The Dictionary of American Regional English
(Courtesy: UW-Madison Archives)
In Ohio, the strip of grass between the sidewalk and the curb is called a "tree lawn." In other parts of the country, it is a "curb," a "devil’s strip," a "parkway," a "swale," or a "street lawn." More than a dozen names for this can be found in the Dictionary of American Regional English. The fifth volume covers words and phrases from ‘slab’ to ‘zydeco’ and completes a fifty-year project to capture the unique ways people in different parts of the country speak. The dictionary has been used to solve crimes, teach medical students, train actors, and understand political candidates. Joan Hall, chief editor of the dictionary, and linguist Ben Zimmer join Diane to discuss the diversity of American language.
chief editor, Dictionary of American Regional English
the language columnist for The Boston Globe and former On Language columnist for The New York Times. He is also the executive producer of the Visual Thesaurus and Vocabulary.com,
DARE in Photos: All photos courtesy of UW-Madison Archives and reprinted here by their permission. All rights reserved.
In the late 1960s, linguistic field workers were sat across the country in word wagons. They collected words and dialects from nearly 3,000 Americans across the country. Their recordings became the basis of a 50 year project called DARE, Dictionary of American Regional English. The 5th volume reaching Z has just become available.
What's Special About DARE?
"It's a record of the way that we speak in the United States and it really puts together information about different words, different pronunciations in a way that no other reference work does. And so it's invaluable in that way. And you can actually look at it as a kind of a social history of the United States by looking at the way that our lives change in different parts of the country. Because the speakers, for instance, that the linguistic field workers were talking to, way back in the '60s, were often older speakers who were giving examples that could've dated back a 100 years ago," Zimmer said.
The Significance Of "Arthur The Rat"
"When the field workers went to interview the informants in these 1,002 communities, they also asked each person to be recorded. But tape recorders were pretty new then, so some people were a little leery, but most people agreed to do it. They were asked to do two things, one was to read this silly little story called "Arthur the Rat" that was designed, not to make any sense, but to include all of the important sounds of American English.
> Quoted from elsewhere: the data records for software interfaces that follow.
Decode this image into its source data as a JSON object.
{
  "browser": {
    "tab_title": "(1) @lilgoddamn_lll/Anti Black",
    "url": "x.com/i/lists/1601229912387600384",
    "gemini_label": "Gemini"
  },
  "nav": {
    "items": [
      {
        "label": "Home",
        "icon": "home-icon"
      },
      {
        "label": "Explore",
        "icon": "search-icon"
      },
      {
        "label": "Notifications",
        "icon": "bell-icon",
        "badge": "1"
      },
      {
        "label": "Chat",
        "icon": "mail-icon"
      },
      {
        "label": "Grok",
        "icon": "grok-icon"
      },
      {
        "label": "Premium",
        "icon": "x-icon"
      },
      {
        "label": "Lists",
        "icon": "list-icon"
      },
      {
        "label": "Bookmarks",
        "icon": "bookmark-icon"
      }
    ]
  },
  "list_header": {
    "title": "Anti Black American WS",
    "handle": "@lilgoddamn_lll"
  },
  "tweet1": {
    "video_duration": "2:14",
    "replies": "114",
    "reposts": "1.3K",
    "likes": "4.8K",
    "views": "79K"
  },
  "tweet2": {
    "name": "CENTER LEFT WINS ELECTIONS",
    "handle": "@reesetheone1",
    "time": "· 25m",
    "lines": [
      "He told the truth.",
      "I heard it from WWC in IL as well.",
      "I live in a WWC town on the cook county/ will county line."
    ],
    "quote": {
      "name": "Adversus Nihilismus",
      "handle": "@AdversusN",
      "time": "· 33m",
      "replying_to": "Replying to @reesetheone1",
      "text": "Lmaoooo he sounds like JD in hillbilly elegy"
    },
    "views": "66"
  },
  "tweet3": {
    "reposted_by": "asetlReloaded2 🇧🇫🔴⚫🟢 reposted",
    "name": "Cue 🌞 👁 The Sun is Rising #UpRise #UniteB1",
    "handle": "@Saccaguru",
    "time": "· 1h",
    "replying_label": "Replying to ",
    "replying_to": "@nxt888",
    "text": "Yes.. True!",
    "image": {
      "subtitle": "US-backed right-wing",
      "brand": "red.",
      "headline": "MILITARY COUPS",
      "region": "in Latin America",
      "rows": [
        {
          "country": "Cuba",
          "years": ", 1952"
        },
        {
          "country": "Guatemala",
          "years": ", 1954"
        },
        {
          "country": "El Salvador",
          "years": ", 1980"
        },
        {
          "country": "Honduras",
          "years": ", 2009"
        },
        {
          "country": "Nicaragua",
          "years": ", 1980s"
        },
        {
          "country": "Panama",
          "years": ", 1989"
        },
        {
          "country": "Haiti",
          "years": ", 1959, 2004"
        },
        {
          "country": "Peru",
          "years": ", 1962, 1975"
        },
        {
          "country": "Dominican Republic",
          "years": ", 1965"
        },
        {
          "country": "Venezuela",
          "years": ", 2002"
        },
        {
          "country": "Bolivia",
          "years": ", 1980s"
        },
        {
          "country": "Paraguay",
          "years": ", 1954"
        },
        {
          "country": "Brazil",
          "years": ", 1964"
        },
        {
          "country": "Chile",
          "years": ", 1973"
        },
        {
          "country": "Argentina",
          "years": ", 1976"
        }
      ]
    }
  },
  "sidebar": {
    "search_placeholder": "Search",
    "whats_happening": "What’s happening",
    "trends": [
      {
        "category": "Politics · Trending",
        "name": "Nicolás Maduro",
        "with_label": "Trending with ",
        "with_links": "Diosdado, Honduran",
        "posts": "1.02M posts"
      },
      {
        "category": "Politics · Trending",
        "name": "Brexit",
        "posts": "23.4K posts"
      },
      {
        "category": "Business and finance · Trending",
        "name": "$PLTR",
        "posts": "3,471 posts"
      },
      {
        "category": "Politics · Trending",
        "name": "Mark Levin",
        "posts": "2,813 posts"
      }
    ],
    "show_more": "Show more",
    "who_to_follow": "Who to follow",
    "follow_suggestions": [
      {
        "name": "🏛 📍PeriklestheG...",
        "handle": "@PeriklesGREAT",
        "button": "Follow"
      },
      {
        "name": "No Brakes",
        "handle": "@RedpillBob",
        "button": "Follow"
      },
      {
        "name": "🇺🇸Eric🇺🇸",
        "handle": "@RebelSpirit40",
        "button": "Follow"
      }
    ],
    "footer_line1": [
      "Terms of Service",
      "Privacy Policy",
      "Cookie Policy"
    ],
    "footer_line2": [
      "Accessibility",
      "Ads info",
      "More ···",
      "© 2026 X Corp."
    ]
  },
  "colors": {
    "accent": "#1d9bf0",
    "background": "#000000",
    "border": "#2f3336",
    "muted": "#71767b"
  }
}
So by having people all over the country read the same passage, we have a wonderful database of comparison. So we can see how they sounded in New England and Central Atlantic and all across the country," Hall said.
How Twitter Has Changed Linguistics Research
Zimmer said that some researchers are now using Twitter in their work because people often identify where they're from in their tweets, which they can plot on maps similar to the ones DARE has produced in the past. "But instead of requiring all of this laborious fieldwork, we can just make these on the fly, if we're interested. For instance, where do people say hella for instance? That's an expression that young folks are familiar with these days as an adverb meaning very. Like if something is hella good," he said.
Influential Areas Of the Country
"Over American history different parts of the country have had different kinds of prestige. And so if there's a certain prestige associated with a certain part of the country, people will imitate that. So in the very early days, it might have been Boston, New York and that -- so that patterns that were common there would then be picked up elsewhere. These days there could be different types of prestige. Among young speakers over the past couple of decades, southern California may be a prestigious variance of English for them," Zimmer said.
You can read the [full transcript here(http://thedianerehmshow.org/shows/2012-03-07/dictionary-american-regional-english/transcript).